Left: human skull with bullet wound; right: Western Diamondback Rattlesnake – photos by Michael Alumbaugh (cropped)
Specimens in the Museum of Osteology are displayed well (see photos above and below), and I found the museum interesting. Tripadvisor also rates the museum highly. For admission prices and further information, see the museum website.
Left: Raccoon; centre: Northern Seahorse; right: Broad-footed mole – photos by Michael Alumbaugh
Recently I blogged about a plaster model made by James Clerk Maxwell in 1874 to visualise a relationship between volume, energy, and entropy. Follow-up discussion touched on the topic of data sculpture more generally, and I thought that such tangible three-dimensional data visualisations deserved their own post. The image below, for example, is of a spiral periodic table designed by Sir William Crookes and constructed in 1898 by his assistant:
Similar transparent data sculptures are relatively easy to make. The wide availability of 3d printers also allows easy generation of data sculptures. Jeff Hemsley explains how to do this with network data using R:
This plaster model was made by the great James Clerk Maxwell in 1874 (the photograph was by taken by James Pickands II, 1942). This historic artefact is one of three copies, held in museums around the world, including the Cavendish and the Sloane Physics Laboratory at Yale.

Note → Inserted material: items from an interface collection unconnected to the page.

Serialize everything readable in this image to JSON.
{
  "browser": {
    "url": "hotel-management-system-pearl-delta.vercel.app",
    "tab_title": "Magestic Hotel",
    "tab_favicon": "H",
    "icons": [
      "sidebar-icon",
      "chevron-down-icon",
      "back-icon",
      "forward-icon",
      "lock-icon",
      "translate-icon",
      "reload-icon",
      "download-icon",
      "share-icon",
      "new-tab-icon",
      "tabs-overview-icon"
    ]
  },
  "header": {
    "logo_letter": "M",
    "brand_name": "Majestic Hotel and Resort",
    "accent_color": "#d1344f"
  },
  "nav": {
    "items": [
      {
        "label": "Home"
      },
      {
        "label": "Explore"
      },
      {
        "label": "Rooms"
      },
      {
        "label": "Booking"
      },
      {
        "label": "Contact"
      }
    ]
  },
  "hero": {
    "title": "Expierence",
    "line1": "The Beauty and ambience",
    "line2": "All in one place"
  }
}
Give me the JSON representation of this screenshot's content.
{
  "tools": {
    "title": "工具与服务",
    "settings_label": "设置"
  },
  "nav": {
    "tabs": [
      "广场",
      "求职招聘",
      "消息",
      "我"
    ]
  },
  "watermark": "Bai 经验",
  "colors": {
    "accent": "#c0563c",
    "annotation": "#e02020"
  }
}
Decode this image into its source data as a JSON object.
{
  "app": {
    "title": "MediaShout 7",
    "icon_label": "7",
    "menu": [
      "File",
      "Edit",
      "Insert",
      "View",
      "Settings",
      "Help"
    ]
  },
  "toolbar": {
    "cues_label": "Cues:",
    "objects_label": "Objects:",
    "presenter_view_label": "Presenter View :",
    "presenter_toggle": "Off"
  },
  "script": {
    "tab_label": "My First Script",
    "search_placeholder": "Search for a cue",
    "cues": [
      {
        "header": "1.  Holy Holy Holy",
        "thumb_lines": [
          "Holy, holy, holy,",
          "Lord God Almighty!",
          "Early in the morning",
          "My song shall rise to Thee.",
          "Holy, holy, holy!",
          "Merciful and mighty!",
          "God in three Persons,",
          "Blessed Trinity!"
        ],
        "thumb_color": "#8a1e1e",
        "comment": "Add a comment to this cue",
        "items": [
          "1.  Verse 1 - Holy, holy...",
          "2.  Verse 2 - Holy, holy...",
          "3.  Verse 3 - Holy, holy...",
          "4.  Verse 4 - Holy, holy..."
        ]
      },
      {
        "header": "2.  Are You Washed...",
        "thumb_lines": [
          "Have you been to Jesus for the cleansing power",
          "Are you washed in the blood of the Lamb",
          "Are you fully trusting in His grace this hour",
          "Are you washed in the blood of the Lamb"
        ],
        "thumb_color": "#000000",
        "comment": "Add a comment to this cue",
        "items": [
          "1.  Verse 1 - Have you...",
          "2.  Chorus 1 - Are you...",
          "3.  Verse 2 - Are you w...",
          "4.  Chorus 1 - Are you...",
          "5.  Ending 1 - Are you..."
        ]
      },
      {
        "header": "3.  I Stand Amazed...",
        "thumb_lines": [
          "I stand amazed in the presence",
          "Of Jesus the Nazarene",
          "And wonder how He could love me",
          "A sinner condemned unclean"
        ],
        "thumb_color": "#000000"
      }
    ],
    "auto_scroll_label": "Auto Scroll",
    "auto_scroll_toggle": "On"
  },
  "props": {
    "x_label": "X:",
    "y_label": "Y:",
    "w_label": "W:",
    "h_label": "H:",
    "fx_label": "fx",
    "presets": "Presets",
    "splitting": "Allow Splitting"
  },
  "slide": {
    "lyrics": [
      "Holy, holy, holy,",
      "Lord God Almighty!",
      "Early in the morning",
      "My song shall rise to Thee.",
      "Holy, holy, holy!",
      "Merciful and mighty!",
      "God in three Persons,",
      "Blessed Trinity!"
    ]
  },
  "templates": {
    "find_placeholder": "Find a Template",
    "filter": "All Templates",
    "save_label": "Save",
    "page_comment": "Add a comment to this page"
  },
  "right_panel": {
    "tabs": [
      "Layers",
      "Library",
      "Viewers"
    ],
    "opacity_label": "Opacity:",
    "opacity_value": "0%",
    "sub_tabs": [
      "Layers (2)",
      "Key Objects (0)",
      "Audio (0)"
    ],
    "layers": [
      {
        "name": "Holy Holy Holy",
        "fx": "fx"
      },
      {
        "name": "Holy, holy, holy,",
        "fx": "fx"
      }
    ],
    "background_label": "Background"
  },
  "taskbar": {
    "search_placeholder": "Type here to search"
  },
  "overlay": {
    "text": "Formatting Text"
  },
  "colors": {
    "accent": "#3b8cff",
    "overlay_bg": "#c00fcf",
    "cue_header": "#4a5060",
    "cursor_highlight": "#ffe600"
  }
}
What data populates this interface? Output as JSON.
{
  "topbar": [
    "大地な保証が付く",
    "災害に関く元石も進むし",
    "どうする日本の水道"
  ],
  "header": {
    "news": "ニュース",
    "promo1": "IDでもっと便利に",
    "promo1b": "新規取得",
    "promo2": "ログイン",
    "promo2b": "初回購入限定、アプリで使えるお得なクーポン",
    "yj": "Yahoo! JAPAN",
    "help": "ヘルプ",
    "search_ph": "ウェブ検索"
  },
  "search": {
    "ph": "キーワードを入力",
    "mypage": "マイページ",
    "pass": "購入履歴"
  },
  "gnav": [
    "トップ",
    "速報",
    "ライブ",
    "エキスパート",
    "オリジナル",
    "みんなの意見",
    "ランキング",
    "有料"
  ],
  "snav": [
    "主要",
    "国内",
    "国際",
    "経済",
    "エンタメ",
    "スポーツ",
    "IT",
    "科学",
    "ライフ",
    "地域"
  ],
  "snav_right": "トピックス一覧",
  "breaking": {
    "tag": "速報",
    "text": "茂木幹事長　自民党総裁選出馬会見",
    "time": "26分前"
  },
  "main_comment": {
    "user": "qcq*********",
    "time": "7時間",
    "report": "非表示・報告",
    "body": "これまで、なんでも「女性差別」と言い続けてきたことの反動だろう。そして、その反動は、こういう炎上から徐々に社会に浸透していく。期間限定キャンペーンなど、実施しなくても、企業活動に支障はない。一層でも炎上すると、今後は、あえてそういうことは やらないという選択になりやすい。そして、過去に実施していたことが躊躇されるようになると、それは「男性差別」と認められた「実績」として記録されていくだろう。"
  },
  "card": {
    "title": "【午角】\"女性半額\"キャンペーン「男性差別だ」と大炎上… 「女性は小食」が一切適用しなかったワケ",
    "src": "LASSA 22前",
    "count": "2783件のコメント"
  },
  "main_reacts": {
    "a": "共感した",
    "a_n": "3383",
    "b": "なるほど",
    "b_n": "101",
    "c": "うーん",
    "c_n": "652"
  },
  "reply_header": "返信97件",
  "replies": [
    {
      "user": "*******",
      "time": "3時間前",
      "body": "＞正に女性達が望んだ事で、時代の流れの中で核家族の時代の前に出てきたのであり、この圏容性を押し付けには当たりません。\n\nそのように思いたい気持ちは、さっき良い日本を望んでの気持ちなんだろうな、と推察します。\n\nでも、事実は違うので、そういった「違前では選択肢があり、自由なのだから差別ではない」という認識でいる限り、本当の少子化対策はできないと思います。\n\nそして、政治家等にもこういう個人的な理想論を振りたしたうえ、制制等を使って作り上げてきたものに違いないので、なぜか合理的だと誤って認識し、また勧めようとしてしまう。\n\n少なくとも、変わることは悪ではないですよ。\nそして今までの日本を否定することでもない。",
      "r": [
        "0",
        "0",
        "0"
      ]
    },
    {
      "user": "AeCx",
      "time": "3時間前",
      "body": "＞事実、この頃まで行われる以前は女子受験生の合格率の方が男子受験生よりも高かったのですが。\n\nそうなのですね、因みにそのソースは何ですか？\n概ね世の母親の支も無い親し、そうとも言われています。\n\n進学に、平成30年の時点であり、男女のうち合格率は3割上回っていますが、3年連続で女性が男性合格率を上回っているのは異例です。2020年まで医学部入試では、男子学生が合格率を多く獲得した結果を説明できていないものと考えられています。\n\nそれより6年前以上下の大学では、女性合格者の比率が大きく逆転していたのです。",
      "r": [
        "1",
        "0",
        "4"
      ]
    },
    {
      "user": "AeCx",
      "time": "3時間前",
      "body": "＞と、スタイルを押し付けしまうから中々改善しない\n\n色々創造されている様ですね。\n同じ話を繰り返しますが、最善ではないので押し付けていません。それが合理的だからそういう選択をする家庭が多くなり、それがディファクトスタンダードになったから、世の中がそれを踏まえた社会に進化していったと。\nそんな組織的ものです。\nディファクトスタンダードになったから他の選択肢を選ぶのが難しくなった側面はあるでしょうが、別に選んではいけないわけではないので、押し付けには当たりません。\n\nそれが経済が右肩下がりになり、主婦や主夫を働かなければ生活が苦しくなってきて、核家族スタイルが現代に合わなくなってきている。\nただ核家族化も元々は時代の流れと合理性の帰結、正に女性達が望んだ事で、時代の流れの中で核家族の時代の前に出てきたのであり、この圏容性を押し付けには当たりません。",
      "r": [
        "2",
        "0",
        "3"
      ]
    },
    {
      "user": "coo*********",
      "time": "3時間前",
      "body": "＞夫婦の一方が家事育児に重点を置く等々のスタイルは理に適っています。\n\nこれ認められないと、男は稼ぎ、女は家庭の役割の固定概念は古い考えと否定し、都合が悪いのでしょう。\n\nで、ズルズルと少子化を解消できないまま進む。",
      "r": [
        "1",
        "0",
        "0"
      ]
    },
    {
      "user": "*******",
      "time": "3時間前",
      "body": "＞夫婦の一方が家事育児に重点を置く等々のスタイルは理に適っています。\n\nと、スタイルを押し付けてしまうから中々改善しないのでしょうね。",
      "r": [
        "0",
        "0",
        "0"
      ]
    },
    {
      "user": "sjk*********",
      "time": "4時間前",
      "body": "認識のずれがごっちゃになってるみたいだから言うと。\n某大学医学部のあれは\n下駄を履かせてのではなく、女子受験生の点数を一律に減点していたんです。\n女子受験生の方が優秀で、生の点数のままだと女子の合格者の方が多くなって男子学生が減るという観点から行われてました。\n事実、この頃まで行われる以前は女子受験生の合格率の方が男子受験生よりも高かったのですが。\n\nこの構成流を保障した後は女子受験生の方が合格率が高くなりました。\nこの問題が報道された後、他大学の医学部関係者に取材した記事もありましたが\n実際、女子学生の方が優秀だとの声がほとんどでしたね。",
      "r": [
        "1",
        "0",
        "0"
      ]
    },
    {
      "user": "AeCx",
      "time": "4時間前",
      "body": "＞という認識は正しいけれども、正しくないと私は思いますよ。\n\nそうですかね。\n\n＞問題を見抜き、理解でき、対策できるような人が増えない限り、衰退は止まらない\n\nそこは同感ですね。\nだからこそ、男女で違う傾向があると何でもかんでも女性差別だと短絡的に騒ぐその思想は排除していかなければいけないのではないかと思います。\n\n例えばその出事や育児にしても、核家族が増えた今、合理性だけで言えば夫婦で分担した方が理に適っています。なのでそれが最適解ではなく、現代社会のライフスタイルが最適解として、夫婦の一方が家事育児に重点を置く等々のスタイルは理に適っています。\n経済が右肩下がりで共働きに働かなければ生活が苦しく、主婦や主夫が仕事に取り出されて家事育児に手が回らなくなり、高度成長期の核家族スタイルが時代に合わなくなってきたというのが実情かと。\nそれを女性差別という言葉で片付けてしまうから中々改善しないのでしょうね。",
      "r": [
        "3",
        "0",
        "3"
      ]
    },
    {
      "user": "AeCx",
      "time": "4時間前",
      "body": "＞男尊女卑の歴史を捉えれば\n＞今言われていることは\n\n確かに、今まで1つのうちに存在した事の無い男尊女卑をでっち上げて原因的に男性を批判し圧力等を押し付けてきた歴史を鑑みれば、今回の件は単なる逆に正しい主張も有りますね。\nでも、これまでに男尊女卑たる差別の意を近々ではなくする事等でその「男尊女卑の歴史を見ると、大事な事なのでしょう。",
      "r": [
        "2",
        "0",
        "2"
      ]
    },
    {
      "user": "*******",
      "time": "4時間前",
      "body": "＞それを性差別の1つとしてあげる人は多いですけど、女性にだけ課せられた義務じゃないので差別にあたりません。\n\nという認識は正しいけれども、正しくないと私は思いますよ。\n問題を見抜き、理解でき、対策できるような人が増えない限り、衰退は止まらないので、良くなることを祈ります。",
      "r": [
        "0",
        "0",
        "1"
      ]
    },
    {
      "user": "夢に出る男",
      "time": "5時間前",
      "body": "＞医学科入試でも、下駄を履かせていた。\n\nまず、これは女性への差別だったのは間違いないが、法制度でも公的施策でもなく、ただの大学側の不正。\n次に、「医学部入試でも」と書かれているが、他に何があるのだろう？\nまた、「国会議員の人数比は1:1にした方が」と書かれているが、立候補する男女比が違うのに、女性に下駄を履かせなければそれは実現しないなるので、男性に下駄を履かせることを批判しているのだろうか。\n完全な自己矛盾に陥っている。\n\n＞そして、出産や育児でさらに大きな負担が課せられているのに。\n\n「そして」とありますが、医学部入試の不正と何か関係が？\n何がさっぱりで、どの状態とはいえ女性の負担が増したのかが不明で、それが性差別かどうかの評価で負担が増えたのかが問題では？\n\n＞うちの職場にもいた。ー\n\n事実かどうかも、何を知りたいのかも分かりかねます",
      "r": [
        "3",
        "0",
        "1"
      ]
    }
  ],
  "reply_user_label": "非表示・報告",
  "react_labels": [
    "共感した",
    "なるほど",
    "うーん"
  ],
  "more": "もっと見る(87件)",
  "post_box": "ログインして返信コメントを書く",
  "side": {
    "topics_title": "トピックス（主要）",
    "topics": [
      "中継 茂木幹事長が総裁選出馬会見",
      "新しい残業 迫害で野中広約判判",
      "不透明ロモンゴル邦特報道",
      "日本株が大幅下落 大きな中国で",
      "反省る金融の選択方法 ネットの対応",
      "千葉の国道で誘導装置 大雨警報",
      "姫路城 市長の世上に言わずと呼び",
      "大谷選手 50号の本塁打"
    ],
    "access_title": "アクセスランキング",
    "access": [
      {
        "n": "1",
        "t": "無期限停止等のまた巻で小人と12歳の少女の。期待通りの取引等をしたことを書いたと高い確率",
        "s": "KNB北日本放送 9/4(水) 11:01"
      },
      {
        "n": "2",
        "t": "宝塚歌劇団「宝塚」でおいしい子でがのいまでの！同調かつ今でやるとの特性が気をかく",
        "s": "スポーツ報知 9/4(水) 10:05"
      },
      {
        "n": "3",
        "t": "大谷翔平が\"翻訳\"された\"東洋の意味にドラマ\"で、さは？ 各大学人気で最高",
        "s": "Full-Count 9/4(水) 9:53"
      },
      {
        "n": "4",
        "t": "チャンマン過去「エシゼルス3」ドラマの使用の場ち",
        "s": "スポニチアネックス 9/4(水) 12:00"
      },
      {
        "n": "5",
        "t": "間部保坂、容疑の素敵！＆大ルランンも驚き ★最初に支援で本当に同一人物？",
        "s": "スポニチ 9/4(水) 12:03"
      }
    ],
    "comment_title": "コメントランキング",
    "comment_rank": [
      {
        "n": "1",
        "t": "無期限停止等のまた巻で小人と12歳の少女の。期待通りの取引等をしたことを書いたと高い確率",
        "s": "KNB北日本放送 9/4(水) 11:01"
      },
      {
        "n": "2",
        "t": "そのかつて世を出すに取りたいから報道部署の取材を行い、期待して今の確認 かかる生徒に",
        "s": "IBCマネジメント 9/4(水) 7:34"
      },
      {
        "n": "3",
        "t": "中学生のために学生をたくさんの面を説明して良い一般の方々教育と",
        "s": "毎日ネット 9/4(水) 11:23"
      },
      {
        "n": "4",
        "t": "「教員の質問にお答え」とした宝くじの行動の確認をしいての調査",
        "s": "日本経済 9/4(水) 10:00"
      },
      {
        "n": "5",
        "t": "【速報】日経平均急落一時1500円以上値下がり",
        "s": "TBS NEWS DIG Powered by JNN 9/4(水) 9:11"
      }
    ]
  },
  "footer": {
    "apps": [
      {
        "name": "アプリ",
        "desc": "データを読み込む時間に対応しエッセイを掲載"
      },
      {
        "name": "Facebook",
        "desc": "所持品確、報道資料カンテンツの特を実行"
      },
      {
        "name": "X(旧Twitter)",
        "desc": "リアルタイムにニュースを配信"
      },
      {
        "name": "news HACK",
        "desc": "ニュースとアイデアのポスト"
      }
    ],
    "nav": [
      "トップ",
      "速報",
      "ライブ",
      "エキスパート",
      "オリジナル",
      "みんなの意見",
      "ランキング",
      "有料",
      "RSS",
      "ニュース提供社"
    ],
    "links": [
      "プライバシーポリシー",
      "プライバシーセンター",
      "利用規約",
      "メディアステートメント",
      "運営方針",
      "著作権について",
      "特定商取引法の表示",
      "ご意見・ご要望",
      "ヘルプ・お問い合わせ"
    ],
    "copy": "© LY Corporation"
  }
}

The model shows the relationship between volume, energy, and entropy for a fictitious water-like substance, based on theoretical work by Josiah Willard Gibbs. The lines connect points of equal pressure and of equal temperature. Maxwell found the model a useful aid in his research. The model prefigured modern visualisation techniques – today we would use computer software to visualise such surfaces, like this: